TASK ▸ Copy each line of the listing that includes "name".
((
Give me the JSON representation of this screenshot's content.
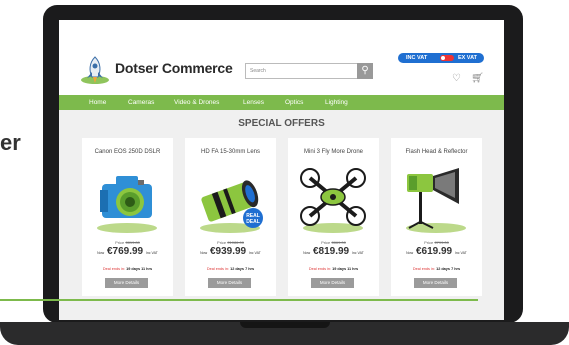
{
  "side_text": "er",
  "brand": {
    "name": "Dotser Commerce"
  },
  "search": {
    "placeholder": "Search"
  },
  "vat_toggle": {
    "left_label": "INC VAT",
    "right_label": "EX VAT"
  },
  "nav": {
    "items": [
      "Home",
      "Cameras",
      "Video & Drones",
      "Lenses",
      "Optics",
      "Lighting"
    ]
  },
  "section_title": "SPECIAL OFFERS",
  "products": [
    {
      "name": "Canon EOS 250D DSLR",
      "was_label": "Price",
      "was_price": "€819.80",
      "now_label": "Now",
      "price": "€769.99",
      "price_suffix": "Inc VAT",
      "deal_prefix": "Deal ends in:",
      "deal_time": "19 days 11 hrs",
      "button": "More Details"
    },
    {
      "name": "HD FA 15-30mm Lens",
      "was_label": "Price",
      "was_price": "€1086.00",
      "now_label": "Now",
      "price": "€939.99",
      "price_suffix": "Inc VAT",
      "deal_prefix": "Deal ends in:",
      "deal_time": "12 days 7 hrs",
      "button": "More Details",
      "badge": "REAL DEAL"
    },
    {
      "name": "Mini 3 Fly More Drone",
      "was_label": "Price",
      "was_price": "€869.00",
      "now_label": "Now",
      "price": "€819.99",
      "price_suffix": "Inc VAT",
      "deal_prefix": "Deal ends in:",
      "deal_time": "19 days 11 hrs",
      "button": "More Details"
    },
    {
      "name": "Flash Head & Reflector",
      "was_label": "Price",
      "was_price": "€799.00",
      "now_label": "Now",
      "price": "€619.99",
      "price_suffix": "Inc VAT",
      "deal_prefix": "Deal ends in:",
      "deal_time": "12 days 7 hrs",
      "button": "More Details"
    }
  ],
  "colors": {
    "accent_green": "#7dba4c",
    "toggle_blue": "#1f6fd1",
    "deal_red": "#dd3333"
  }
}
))
EXPECTED OUTPUT ▸
    "name": "Dotser Commerce"
      "name": "Canon EOS 250D DSLR",
      "name": "HD FA 15-30mm Lens",
      "name": "Mini 3 Fly More Drone",
      "name": "Flash Head & Reflector",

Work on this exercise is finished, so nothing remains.